When the Dodd-Frank Act was signed into law in July 2010, it contained 848 pages. From there, the regulations it proposed had to be made into “rules” that the financial industry would follow. These rules would be released over time.
So far the rules and regulations have grown to 8,843 pages, and the regulators have only addressed 30% of the Bill.
The first of the rules regulating the housing market, the Ability to Pay/Qualified Mortgage (QM) rule has now been released, and while some believe it will help stabilize the housing market, others have reservations.
The 43% Debt to Income limit (DTI) is overly inclusive because it includes jumbo loans. These are loans made to high income individuals who can well afford a higher DTI.
The rule calls for a three percent point and fee limit – which is also overly inclusive because it includes compensation for loan officers plus affiliated fees. In addition, capping fees at three percent could cause banks to reject low balance loans as “not worth it.”

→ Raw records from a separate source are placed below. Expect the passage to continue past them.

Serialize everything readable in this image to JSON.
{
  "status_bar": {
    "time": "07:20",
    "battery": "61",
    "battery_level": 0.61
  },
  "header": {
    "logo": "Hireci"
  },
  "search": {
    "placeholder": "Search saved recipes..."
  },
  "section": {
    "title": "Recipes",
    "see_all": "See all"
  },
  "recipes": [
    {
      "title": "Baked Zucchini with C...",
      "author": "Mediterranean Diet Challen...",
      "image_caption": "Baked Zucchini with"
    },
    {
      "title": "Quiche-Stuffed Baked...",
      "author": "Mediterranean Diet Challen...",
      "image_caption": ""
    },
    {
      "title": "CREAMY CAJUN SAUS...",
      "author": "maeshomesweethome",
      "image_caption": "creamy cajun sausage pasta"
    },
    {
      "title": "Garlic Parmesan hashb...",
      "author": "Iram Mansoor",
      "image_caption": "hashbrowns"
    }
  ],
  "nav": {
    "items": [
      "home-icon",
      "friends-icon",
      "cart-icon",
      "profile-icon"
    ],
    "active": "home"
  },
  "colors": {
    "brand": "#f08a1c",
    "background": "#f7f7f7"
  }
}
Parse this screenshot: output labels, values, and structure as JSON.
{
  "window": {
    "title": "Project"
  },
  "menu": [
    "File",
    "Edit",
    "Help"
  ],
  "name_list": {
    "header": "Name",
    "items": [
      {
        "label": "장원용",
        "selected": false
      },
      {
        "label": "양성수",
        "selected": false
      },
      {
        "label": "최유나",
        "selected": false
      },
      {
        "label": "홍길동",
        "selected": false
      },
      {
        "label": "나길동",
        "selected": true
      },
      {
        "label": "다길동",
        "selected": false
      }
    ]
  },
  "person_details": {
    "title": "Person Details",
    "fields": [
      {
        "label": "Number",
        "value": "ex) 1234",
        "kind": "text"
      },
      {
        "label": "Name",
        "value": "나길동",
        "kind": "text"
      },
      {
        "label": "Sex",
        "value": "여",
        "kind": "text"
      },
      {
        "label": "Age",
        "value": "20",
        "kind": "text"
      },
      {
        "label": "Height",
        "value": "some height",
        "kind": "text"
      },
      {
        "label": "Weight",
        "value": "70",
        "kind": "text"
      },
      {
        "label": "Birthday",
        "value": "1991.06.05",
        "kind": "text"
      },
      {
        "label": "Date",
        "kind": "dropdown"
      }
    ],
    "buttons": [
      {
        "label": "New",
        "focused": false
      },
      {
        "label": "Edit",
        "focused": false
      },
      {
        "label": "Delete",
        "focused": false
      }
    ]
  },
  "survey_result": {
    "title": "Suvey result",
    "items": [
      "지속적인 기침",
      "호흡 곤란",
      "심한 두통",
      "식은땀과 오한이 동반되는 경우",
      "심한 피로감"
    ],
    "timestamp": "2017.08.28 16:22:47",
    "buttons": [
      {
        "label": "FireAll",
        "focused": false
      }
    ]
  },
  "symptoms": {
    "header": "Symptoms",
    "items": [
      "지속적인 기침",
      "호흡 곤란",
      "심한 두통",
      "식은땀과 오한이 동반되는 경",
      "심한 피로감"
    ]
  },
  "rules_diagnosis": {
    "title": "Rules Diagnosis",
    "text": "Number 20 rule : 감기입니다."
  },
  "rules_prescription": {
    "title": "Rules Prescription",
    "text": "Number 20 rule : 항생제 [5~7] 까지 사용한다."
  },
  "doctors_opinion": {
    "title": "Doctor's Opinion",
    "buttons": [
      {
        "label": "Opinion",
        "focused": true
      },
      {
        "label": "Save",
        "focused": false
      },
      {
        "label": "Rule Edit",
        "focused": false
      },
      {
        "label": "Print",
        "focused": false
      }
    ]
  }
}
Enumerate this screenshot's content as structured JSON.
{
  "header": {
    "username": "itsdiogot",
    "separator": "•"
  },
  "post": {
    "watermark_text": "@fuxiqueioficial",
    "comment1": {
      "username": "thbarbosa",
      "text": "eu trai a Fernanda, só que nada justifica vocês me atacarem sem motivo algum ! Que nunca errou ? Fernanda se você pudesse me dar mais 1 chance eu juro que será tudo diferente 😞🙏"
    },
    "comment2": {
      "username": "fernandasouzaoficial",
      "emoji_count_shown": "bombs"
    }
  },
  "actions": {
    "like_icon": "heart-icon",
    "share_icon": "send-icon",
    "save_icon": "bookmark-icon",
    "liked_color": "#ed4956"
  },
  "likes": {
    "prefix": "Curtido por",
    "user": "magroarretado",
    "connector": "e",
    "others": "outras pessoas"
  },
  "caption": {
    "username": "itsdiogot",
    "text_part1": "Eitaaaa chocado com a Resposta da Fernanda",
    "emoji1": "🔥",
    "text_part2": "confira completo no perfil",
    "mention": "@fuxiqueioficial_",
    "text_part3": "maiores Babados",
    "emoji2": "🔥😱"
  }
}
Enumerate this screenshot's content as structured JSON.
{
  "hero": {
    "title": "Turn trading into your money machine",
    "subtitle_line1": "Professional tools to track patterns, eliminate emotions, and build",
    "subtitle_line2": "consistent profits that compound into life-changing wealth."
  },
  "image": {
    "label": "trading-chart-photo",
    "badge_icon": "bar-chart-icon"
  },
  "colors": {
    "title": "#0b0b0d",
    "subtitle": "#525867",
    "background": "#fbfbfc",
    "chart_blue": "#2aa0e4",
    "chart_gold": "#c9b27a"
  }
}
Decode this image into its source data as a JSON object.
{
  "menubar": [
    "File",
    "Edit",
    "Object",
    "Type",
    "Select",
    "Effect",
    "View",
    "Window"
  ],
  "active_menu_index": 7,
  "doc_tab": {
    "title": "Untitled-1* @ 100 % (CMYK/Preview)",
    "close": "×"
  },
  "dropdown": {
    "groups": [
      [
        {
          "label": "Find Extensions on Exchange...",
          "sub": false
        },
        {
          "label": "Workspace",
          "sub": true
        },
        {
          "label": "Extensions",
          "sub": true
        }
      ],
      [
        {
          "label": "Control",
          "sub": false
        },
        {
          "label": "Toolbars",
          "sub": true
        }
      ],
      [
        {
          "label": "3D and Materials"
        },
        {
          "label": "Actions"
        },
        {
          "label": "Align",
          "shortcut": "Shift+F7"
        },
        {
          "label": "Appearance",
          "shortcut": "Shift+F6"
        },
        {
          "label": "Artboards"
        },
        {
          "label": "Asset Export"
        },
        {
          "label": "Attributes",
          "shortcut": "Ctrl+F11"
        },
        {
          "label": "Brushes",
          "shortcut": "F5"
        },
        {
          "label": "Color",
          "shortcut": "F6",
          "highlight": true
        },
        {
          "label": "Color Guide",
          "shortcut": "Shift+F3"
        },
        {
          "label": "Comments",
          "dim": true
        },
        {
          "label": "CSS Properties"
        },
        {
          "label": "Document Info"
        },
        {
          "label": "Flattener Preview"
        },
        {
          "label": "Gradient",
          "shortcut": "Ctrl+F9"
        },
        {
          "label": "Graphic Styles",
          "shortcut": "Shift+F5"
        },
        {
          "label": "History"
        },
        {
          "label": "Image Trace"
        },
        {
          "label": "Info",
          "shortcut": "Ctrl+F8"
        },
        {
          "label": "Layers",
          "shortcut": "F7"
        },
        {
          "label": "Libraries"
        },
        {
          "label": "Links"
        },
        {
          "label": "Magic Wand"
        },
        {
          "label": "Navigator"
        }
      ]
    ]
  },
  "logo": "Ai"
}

The Avalanche is coming…
Seven more rules are scheduled for release by January 21, and more will come by mid-year.
Already, various rules and regulations are overlapping – causing confusion and doubt in the banking industry. The fear is that these regulations will make mortgage lending too restrictive, and result in a housing market in which only the very wealthy may apply.
Many analysts fear that first time buyers and the middle class will be cut out of home ownership.
A second “unintended consequence” of these regulations is lenders leaving the credit markets. When it simply becomes too cumbersome to abide by the regulations, banks will invest elsewhere.
At a time when America is facing a severe debt crisis and should be cutting expenses, American taxpayers have now paid an untold number of regulators to write 8,843 pages of regulations – with at least twice that many still to be written.
But that doesn’t seem to be enough spending. Since all this leads to confusion, the Mortgage Bankers Association has called on the White House to create yet another regulatory agency – a “Housing policy coordinator.” This agency would be charged with evaluating the downstream effects and unintended consequences of the regulations being put forth.
While some regulations were in order to prevent the kind of abuses that led to the housing crisis, the “cure is beginning to look more harmful than the disease.”
Will the new regulations help or destroy the American Dream? We’ll find out as new mortgage lending regulations are imposed over the next six months.
For now, Dodd-Frank appears to be a monster that, once fed, will continue to grow beyond all reason.